#### [The task]
Copy all entries exactly.

#### [Provided data]
━━━━━━━━━━
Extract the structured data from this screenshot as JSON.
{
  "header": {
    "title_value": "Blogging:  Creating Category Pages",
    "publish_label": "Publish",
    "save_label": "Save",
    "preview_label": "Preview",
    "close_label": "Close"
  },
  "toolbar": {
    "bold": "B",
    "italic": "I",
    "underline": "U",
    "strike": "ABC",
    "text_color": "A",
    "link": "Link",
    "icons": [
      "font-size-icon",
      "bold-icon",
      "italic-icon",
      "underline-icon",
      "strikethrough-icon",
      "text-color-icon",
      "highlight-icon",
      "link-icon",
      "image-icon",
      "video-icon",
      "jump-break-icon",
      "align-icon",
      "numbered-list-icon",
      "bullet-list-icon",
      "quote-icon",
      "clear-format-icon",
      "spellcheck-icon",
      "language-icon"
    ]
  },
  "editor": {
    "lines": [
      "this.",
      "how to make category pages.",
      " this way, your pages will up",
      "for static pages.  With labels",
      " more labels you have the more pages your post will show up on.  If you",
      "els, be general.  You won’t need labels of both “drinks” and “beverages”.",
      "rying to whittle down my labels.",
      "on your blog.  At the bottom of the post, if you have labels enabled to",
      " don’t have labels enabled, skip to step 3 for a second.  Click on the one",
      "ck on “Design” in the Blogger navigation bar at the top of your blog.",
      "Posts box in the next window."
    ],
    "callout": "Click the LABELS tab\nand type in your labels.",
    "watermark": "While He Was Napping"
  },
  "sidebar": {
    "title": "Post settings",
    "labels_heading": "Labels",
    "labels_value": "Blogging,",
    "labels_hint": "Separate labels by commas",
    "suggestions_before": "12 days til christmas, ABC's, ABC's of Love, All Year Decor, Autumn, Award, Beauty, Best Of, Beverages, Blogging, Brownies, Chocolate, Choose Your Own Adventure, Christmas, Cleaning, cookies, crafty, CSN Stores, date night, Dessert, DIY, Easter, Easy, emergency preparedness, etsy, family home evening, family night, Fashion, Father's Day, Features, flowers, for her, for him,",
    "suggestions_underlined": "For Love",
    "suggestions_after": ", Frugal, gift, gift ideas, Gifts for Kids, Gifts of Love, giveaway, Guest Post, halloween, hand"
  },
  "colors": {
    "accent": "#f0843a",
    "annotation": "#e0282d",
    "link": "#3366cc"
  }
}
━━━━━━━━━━
#### [Response for this exercise]
Extract the structured data from this screenshot as JSON.
{
  "header": {
    "title_value": "Blogging:  Creating Category Pages",
    "publish_label": "Publish",
    "save_label": "Save",
    "preview_label": "Preview",
    "close_label": "Close"
  },
  "toolbar": {
    "bold": "B",
    "italic": "I",
    "underline": "U",
    "strike": "ABC",
    "text_color": "A",
    "link": "Link",
    "icons": [
      "font-size-icon",
      "bold-icon",
      "italic-icon",
      "underline-icon",
      "strikethrough-icon",
      "text-color-icon",
      "highlight-icon",
      "link-icon",
      "image-icon",
      "video-icon",
      "jump-break-icon",
      "align-icon",
      "numbered-list-icon",
      "bullet-list-icon",
      "quote-icon",
      "clear-format-icon",
      "spellcheck-icon",
      "language-icon"
    ]
  },
  "editor": {
    "lines": [
      "this.",
      "how to make category pages.",
      " this way, your pages will up",
      "for static pages.  With labels",
      " more labels you have the more pages your post will show up on.  If you",
      "els, be general.  You won’t need labels of both “drinks” and “beverages”.",
      "rying to whittle down my labels.",
      "on your blog.  At the bottom of the post, if you have labels enabled to",
      " don’t have labels enabled, skip to step 3 for a second.  Click on the one",
      "ck on “Design” in the Blogger navigation bar at the top of your blog.",
      "Posts box in the next window."
    ],
    "callout": "Click the LABELS tab\nand type in your labels.",
    "watermark": "While He Was Napping"
  },
  "sidebar": {
    "title": "Post settings",
    "labels_heading": "Labels",
    "labels_value": "Blogging,",
    "labels_hint": "Separate labels by commas",
    "suggestions_before": "12 days til christmas, ABC's, ABC's of Love, All Year Decor, Autumn, Award, Beauty, Best Of, Beverages, Blogging, Brownies, Chocolate, Choose Your Own Adventure, Christmas, Cleaning, cookies, crafty, CSN Stores, date night, Dessert, DIY, Easter, Easy, emergency preparedness, etsy, family home evening, family night, Fashion, Father's Day, Features, flowers, for her, for him,",
    "suggestions_underlined": "For Love",
    "suggestions_after": ", Frugal, gift, gift ideas, Gifts for Kids, Gifts of Love, giveaway, Guest Post, halloween, hand"
  },
  "colors": {
    "accent": "#f0843a",
    "annotation": "#e0282d",
    "link": "#3366cc"
  }
}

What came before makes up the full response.